12 Mar Lessons Learned in Nicaragua
I have spent the last four years studying and communicating the truths of God’s word for women pertaining to femininity, sexuality, and body and body image. And I have believed and taught that these truths transcend cultural differences.
But because I have never been out of the country to witness these things first hand, my beliefs have been theoretical at best. This past February, however, I had the opportunity to travel to Nicaragua to teach our Biblical Femininity study to a group of women at New Jerusalem Church in Managua.
Prior to leaving for Nicaragua I had to grapple with some of my own internal struggles. I wasn’t sure what to expect or how the women would receive the things I would share with them. I felt ill equipped to minister to these women because I did not know their language, their culture, or their challenges. And I wondered how a suburban, middle-class woman could even begin to relate or help women facing a very different, and often much more difficult, reality.
Nicaragua is a highly matriarchal society with women making up a large population of the work force, running the household and raising the children. Many churches are pastored and led by women. And yet, due to the machismo of Nicaraguan men, women are largely unappreciated, mistreated, and dominated by their husbands. Domestic violence is widespread in Nicaragua, where, by and large, women have no advocate to speak for or protect them. A woman’s value is in her ability to bear and raise children. A husband is often able to come and go and do as he pleases, but the same freedom is not extended to the wife. It is easy to see that man’s passivity – failure to take responsibility and lead – and a woman’s autonomy – her desire to be in control – is deeply rooted in the Nicaraguan society.
Sexuality is also a huge area of brokenness in Nicaragua. Ninety percent of women have been sexually abused. Adultery is common (even accepted) among men there, many of whom maintain more than one family. And prostitution is the source of income for approximately six thousand women in Managua alone. Throughout the week I had conversations with a woman named Hellen who leads a ministry in Managua called New Image. Hellen, a single woman in her twenties, helps rescue women from prostitution – providing them with skills, reuniting them with their families when possible, and helping them understand their worth as women created in the image of God, saved by the grace of God, and given new life in Christ.
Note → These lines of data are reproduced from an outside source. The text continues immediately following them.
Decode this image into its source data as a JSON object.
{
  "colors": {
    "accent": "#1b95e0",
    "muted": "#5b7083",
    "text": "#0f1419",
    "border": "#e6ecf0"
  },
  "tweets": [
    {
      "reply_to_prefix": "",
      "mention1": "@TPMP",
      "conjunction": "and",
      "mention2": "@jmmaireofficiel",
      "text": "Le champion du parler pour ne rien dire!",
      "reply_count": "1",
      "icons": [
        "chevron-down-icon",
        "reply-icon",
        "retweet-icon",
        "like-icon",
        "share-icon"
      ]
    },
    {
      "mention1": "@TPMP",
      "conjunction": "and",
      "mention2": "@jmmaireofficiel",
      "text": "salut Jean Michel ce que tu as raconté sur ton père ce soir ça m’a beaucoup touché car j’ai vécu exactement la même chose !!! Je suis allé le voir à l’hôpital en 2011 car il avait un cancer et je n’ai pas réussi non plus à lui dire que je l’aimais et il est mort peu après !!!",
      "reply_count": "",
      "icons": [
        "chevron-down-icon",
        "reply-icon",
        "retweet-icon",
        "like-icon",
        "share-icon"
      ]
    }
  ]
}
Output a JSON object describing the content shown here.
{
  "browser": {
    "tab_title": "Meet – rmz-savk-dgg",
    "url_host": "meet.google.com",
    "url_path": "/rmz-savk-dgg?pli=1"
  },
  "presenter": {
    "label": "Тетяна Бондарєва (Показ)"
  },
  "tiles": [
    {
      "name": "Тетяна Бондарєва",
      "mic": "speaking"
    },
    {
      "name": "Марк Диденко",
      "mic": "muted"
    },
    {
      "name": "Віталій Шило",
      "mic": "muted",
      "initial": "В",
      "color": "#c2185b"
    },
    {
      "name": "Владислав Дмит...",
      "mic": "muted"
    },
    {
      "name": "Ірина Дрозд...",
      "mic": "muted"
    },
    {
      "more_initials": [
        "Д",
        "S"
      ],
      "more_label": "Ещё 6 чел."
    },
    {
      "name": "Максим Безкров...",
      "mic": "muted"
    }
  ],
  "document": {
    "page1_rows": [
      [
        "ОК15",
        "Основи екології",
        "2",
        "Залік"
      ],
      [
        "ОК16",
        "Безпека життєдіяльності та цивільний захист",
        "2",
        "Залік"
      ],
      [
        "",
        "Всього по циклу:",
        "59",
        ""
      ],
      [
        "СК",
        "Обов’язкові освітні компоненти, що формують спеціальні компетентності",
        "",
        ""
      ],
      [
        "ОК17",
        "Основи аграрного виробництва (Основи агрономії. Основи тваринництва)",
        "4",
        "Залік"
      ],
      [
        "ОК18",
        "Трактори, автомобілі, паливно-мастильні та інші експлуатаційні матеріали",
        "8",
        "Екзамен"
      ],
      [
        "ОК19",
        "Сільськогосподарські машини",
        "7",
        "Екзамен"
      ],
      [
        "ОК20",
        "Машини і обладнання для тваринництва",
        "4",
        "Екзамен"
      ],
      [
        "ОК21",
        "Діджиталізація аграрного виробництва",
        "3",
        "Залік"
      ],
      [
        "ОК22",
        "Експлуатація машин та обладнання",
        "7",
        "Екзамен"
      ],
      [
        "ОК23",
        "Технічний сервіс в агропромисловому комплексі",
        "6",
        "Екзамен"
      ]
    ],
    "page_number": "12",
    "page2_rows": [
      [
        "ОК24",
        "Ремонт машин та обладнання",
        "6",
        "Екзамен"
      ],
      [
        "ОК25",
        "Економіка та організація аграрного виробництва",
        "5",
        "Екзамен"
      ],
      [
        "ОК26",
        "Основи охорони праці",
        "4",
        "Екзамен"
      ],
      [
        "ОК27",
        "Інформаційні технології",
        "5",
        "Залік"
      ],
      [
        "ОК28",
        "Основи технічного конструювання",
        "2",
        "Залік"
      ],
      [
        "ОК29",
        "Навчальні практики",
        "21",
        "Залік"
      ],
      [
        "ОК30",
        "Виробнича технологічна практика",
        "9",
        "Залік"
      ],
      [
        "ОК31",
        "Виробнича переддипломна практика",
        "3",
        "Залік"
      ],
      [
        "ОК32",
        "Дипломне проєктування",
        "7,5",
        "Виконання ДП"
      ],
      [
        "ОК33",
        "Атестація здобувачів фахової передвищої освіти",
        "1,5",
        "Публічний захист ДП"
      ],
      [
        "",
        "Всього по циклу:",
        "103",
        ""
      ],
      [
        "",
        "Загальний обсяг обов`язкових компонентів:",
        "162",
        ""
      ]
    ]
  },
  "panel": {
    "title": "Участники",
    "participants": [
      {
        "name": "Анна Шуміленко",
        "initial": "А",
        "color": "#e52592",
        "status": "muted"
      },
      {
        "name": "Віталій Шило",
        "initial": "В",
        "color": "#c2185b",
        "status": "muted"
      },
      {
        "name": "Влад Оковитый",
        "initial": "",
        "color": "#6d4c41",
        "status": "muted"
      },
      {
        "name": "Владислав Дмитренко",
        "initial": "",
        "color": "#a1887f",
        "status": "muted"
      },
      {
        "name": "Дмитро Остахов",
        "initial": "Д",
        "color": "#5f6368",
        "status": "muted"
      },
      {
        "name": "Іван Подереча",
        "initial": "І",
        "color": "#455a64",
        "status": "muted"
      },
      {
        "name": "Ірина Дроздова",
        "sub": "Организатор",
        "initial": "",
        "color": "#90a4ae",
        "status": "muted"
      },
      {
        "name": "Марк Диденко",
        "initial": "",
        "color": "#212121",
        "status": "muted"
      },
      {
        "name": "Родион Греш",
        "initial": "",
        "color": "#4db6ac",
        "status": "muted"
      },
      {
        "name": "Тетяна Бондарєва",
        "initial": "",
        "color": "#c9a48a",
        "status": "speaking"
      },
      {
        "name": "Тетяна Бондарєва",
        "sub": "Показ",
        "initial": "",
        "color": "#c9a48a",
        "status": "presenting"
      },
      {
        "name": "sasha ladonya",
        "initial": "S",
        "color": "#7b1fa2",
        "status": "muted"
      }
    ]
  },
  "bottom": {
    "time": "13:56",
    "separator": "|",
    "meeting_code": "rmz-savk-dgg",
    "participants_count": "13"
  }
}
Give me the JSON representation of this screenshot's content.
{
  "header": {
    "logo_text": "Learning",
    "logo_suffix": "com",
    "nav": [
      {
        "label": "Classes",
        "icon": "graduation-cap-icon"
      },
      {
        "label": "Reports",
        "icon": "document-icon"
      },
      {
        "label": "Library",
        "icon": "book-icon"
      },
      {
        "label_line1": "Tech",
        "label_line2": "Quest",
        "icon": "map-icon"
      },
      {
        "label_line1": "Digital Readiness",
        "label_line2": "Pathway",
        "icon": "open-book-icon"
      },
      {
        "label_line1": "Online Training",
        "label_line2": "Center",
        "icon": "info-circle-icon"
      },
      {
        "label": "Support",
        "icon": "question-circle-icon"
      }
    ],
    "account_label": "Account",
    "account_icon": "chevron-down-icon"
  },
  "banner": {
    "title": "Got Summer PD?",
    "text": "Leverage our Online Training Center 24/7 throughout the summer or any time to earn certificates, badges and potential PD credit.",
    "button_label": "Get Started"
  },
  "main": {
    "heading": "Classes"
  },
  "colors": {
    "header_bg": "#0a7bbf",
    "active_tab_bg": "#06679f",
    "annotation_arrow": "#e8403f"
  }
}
The sexual brokenness in Nicaragua is evident and the truths of God’s design for sex and sexuality and the hope of redemption from a life of sexual brokenness are a deep well for those who are thirsty for hope and healing.
I was most surprised, perhaps, by a conversation I had early in the week with my translator, Sylvia, as we discussed the different studies we have in the Ezer ministry. When I began to share about our Body Matters study, I asked Sylvia if women in Nicaragua struggled with body and body image. Again, prior to traveling to Nicaragua, I believed this was an issue that transcended cultural lines – but for some reason it still surprised me when Sylvia began to talk about it. She told me that in Nicaragua the ideal body is curvy and voluptuous not thin or super fit like in America and it was easy to see as I walked the streets of Nicaragua that many young women show off their curvaceous bodies through revealing clothing. But Sylvia also talked about how she often felt insecure about her body and wanted to cover it up in order to avoid the catcalls and invasive stares from men as she walked through the streets.
Throughout my week in Nicaragua, I had many opportunities to witness how desperately we all need the truths of God’s word to minister to us in our brokenness and suffering and to convict and free us from our bondage to sin. Issues of identity, sexuality, and body infiltrate the lives of women everywhere. Satan does not discriminate; he desires to kill and destroy all of God’s good creation – especially those who bear and reflect the image of God. Likewise, sin does not discriminate; we all grapple with the temptations of our flesh and desires to have our own way. The brokenness of this world crosses all cultural, racial, socioeconomic, and gender lines. This is just as true in Nicaragua as it is in the Bible-belt of South Carolina.
The truth is that we are far more alike than we are different – whether we are a middle class, suburban mom in America or a prostitute on the streets in Nicaragua or a single mother in either country. My time in Nicaragua affirmed for me that when we reject who God created us to be and the distinctive ways God designed men and women to reflect his image we suffer, families suffer, and whole societies suffer. We all need the transcendent, timeless truths of God’s word to speak, to illuminate the darkness of our minds and hearts, and to lead us along the paths of righteousness.
Interested in learning more about what Grace Church is doing here in the city and around the world? Come join us March 23rd at 7:00pm at our Downtown Campus to hear about opportunities coming up this year to join one of our International trips to Kenya, Nicaragua, or Papua New Guinea, or learn more about some work here across the city.